By Topic

Characterization of three-dimensional open dielectric structures using the finite-difference time-domain method

Sign In

Cookies must be enabled to login.After enabling cookies , please use refresh or reload or ctrl+f5 on the browser for the login options.

Formats Non-Member Member
$31 $13
Learn how you can qualify for the best price for this item!
Become an IEEE Member or Subscribe to
IEEE Xplore for exclusive pricing!
close button

puzzle piece

IEEE membership options for an individual and IEEE Xplore subscriptions for an organization offer the most affordable access to essential journal articles, conference papers, standards, eBooks, and eLearning courses.

Learn more about:

IEEE membership

IEEE Xplore subscriptions

2 Author(s)
Dib, N. ; Radiation Lab., Michigan Univ., Ann Arbor, MI, USA ; Katehi, L.P.B.

Millimeter and submillimeter wave three-dimensional (3-D) open dielectric structures are characterized using the finite-difference time-domain (FDTD) technique. The use of FDTD method allows for the accurate characterization of these components in a very wide frequency range. The first structure characterized through FDTD for validation purposes is a mm-wave image guide coupler. The derived theoretical results for this structure are compared to experimental data and show good agreement. Following this validation, a sub-mm wave transition from a strip-ridge line to a layered ridge dielectric waveguide (LRDW) in open environment is analyzed, and the effects of parasitic radiation on electrical performance are studied. The transition is found to be very efficient over a wide sub-mm frequency band which makes it useful for a variety of applications. In addition to the transition, a sub-mm wave distributed directional coupler made of the LRDW is extensively studied using the FDTD method as an analysis tool. Furthermore, an iterative procedure based on the FDTD models is used to design a 3-dB coupler with a center frequency of 650 GHz and negligible radiation loss.
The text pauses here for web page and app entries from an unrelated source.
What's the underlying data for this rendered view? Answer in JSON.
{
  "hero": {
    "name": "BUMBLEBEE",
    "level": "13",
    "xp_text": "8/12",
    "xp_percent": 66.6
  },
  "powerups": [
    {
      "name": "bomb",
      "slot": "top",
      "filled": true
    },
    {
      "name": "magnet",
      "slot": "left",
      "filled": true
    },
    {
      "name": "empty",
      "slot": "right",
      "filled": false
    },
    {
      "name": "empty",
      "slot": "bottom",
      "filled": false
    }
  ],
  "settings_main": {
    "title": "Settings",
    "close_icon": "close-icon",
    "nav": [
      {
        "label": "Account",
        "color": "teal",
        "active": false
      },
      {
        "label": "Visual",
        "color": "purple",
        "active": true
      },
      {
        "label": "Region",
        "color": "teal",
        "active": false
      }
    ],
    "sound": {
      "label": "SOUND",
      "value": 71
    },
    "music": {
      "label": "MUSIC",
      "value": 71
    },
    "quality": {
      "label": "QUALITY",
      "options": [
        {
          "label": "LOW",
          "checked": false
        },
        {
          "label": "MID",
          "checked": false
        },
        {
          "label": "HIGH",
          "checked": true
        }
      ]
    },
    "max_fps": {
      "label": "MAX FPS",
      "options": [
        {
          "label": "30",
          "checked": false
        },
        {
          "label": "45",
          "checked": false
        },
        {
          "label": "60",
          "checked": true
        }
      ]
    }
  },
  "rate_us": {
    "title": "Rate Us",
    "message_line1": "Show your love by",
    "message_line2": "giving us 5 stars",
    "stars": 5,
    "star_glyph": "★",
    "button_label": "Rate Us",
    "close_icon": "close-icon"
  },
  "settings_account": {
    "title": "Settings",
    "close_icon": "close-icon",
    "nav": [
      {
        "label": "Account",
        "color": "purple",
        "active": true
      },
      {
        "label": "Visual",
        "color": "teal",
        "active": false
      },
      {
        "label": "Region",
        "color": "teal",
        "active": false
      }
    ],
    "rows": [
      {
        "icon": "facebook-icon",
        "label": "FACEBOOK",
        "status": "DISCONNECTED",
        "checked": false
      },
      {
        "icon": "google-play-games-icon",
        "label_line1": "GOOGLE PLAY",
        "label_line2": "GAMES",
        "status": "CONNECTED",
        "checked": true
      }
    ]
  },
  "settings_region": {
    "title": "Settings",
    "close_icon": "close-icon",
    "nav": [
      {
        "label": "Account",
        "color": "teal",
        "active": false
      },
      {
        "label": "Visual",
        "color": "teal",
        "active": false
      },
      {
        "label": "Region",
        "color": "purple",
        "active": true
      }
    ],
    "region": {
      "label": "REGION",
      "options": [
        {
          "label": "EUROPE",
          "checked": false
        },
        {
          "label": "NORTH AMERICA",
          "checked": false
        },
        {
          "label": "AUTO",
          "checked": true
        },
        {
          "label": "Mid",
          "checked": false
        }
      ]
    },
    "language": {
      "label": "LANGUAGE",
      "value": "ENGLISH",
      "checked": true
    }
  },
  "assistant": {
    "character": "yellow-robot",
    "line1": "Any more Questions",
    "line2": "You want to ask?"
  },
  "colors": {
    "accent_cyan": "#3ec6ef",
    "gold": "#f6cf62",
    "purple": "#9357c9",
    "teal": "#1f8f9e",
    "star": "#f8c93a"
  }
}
This successful design shows that the FDTD technique can be used not only as an analysis method, but also as a design tool to provide designs which take into account all high frequency parasitic effects

Published in:

Microwave Theory and Techniques, IEEE Transactions on  (Volume:44 ,  Issue: 4 )